Here at Revolver, we pride ourselves in living on the cutting edge of heavy music, from metal and hardcore to industrial and goth, and we try to keep you on the front line, too, by giving you a deep look at the innovative noisemakers poised to shape the sound and the scene. To that end, we've rounded up a handful of musicians who, we think, are on the rise across several different genres. Spanning from forward-thinking Nashville metallic hardcore (Thirty Nights of Violence) to extreme-metal-inflected German death rock (Rope Sect), here are five artists you'll want to get on now.
RIYL Bring Me the Horizon, Poppy, Atari Teenage Riot
WHY YOU SHOULD CARE International model Milkie Way and DIY veteran Sam Matlock met at a concert on Camden in London just last year. It proved to be a fateful encounter. Now collectively known as Wargasm, the twosome pursue a particularly now mash-up of nu-metal, punk, electronic music, pop, hip-hop and anything else they damn please. The results are brash, electric and irresistible.
QUOTE "When we wrote 'Spit,' it was about the disgust we felt with how people treat each other and the disgusting state of the world," the duo said in a joint statement about their latest single, released in early June. "Sadly, it's ringing truer day by day. In times like this, art is vital. Silence is not the way we support the causes that we stand for. This is the time for change. Make a positive impact."
RIYL Deftones, Converge, Poison the Well
WHY YOU SHOULD CARE Yes, the band's name comes from a Deftones lyric. No, we won't confirm that their drummer is Code Orange's mudman. All you really need to know is that this Nashville quintet slays in their own right. Across its six tracks, their new, sophomore EP, You'll See Me Up There, splices together elements of chaotic hardcore, shreddy metalcore and atmospheric metal into an emotive and innovative collage of heavy sounds readymade to rule the mosh pit.
QUOTE "For me, I use music as a way to foster connection with other people," vocalist Zach Wilbourn says when asked to verbalize Thirty Nights of Violence's mission statement. "I think, more often than not, finding common ground on something like music is the easiest way for me to connect with someone — or anything creative for that matter. Understanding one another and our experiences on a very human level is something I strive for on a daily basis. I think my band just so happens to allow me to do that."
RIYL The Fever 333, N.E.R.D., Gym Class Heroes
WHY YOU SHOULD CARE Newly signed to the Fever 333 frontman Jason Aalon Butler's label 333 Wreckords Crew, this Queens, New York, alternative hip-hop group live up to their name, juxtaposing their contrasting influences from rap, rock and beyond into a cool, genre-defying and distinctive style. When they go hard, as on Oxymorrons' latest single, "Justice," they pull no punches.
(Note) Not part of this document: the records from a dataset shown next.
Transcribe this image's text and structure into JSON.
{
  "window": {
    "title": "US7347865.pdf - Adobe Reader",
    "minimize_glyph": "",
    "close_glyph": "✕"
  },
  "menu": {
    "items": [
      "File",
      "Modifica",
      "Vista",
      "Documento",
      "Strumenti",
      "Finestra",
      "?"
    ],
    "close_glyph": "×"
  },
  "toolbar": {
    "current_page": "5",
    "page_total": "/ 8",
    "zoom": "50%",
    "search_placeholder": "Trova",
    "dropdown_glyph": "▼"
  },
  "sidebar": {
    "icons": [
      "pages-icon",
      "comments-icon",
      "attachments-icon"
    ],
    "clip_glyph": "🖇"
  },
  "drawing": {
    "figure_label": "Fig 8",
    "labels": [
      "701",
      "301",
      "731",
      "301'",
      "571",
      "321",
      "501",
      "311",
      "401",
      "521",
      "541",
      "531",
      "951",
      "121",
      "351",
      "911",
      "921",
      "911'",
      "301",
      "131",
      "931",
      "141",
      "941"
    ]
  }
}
QUOTE "We are angry. We are traumatized. We are scared," the group commented of the politically charged "Justice." "But mostly, we are tired. Tired of our people dying in front of us in broad daylight from a senseless act of racism. Tired of harassment from the very people whose job it is to protect us. Tired of screaming at the deaf ears of a government who never had our best interest in mind. We are enraged. We are frustrated. We are beyond fed-up. But again mostly, we are tired."
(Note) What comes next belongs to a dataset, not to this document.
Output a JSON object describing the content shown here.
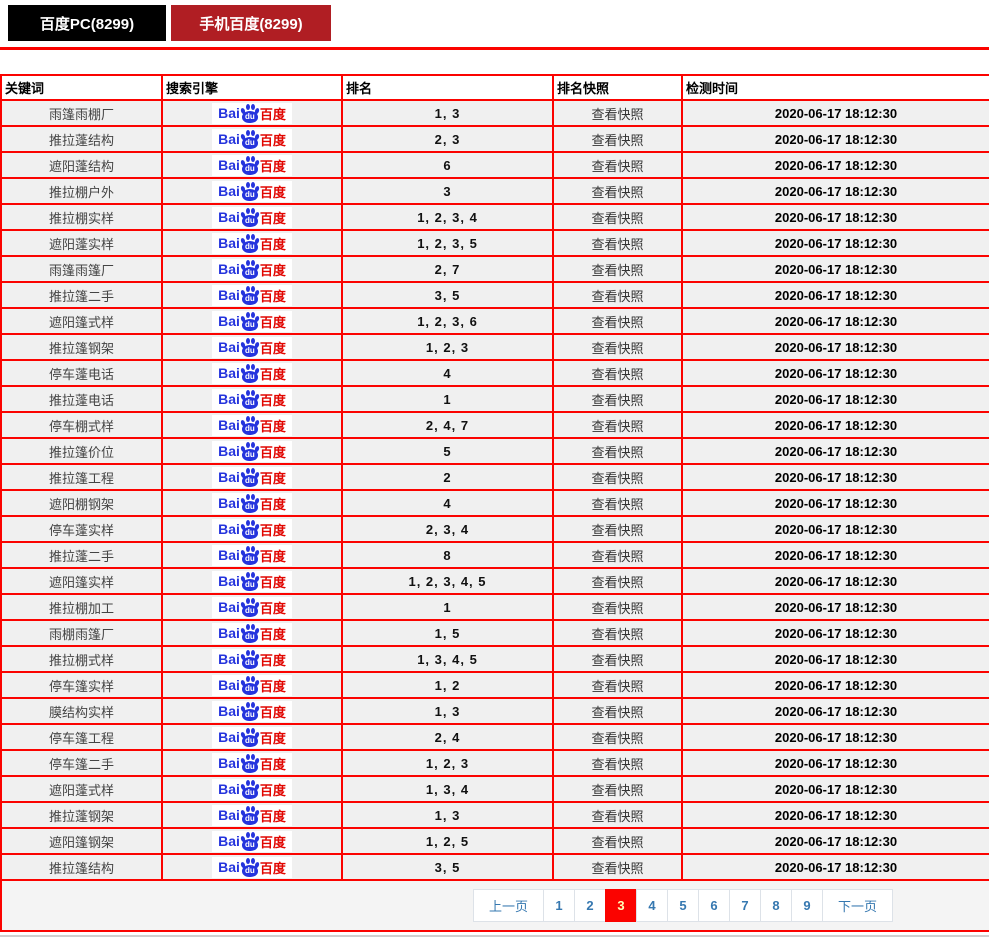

RIYL Joy Division, Grave Pleasures, Christian Death
WHY YOU SHOULD CARE Much hyped by the extreme-music cognoscenti, Rope Sect make gripping, twisted, black-metal-inflected death rock, and they come with the endorsement of none other than scene taste-maker and Grave Pleasures bandleader Mat "Kvohst" McNerney, who took the group on tour and collaborated with them on two songs off their killer upcoming debut LP, The Great Flood.
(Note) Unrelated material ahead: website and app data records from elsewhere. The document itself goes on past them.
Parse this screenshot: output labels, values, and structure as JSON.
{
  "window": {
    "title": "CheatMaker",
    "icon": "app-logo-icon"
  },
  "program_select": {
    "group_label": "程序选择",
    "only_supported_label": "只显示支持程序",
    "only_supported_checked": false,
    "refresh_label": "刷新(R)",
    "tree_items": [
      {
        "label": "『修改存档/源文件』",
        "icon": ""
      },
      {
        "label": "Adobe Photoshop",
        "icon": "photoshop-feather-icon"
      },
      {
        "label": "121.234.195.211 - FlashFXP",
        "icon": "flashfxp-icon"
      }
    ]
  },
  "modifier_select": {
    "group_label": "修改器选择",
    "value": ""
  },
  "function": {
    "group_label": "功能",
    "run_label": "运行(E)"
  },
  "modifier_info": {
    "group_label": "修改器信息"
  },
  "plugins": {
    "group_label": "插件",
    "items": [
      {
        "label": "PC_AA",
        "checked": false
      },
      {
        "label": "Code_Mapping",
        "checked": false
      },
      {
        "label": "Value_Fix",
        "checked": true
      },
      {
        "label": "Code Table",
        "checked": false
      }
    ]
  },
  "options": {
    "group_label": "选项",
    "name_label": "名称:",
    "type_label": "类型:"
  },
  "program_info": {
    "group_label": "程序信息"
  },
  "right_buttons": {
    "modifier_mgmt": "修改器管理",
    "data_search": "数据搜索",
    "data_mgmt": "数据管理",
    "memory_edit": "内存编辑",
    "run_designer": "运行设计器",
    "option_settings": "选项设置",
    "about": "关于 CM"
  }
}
QUOTE "I have always been surrounded by music and gradually developed my own taste, went through different genres and noticed the attraction to darker music and art quite early," Rope Sect main man Inmesher says of his discovery of death rock and post-punk. "When starting to play the guitar, I have also started buying some metal magazines and just loved to discover bands that follow and guide you through life. There hasn't been any particular album that marked the entrance into darker music, but I definitely have to mention Katatonia as a major influence, especially when starting to make own music. In fact, I got into death rock and post-punk much later than metal, and I didn't grow up with all these old goth or wave bands that are often mentioned in connection with Rope Sect."
RIYL Minor Threat, Gallows, Drug Church
WHY YOU SHOULD CARE Employed to Serve and Renounced are two of the U.K.'s finest young metallic hardcore bands, and they already share members so obviously they should all mix and match to form yet another group together. Enter Glorious, a fun, furious outfit that lacks the tight, metal-leaning technicality of the aforementioned acts but more than makes up for it with raw, throwback punk-rock fury. Oh yeah, and their new debut EP, Unashamed, features a ripping, revelatory cover of Type O Negative.
QUOTE "Living life without compromise and being completely proud of who you are," singer Justine Jones says of Glorious' core message. She adds, "The first hardcore band I ever got into was Hatebreed, and [I] loved the fact that heavy music could have such positive and self-empowering lyrics."